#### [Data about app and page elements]
━━━━━━━━━━━━━━━━━━━━━━━━━━━━━━

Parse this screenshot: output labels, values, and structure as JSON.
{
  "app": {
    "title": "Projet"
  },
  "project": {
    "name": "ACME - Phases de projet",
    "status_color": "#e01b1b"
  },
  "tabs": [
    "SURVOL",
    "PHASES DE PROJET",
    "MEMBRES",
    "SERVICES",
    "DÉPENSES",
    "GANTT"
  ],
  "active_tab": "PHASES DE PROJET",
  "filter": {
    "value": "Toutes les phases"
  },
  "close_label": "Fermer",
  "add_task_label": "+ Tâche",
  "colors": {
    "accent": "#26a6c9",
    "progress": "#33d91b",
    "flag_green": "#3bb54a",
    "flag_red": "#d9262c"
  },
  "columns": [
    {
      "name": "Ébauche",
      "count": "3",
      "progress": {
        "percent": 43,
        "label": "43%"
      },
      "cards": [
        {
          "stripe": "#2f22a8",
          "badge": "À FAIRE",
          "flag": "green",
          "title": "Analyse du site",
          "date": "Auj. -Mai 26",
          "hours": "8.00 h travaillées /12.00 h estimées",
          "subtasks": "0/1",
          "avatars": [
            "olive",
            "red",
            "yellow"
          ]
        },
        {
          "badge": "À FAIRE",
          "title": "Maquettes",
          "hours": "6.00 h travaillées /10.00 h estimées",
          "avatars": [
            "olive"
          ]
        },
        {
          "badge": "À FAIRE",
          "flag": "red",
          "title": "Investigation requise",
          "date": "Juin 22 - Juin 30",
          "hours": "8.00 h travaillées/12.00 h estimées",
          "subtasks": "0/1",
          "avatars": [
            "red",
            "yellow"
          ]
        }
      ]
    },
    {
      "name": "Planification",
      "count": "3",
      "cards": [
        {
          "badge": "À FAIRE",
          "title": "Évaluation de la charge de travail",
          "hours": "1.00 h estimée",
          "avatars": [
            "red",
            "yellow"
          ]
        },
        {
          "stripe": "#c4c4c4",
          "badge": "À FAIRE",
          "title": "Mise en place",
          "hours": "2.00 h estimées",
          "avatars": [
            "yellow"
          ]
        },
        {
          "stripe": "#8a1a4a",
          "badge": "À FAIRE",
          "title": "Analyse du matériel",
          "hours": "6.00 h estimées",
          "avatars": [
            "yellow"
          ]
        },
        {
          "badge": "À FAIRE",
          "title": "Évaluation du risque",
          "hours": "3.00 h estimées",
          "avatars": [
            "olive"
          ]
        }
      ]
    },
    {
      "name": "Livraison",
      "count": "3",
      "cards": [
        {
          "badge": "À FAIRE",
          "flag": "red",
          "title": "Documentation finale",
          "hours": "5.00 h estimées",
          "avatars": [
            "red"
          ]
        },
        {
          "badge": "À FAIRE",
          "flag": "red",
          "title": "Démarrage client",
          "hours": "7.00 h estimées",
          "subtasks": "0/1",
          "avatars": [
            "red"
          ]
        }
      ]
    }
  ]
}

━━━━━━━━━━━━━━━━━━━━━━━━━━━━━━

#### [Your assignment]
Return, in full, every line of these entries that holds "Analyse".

#### [Response to this task]
          "title": "Analyse du site",
          "title": "Analyse du matériel",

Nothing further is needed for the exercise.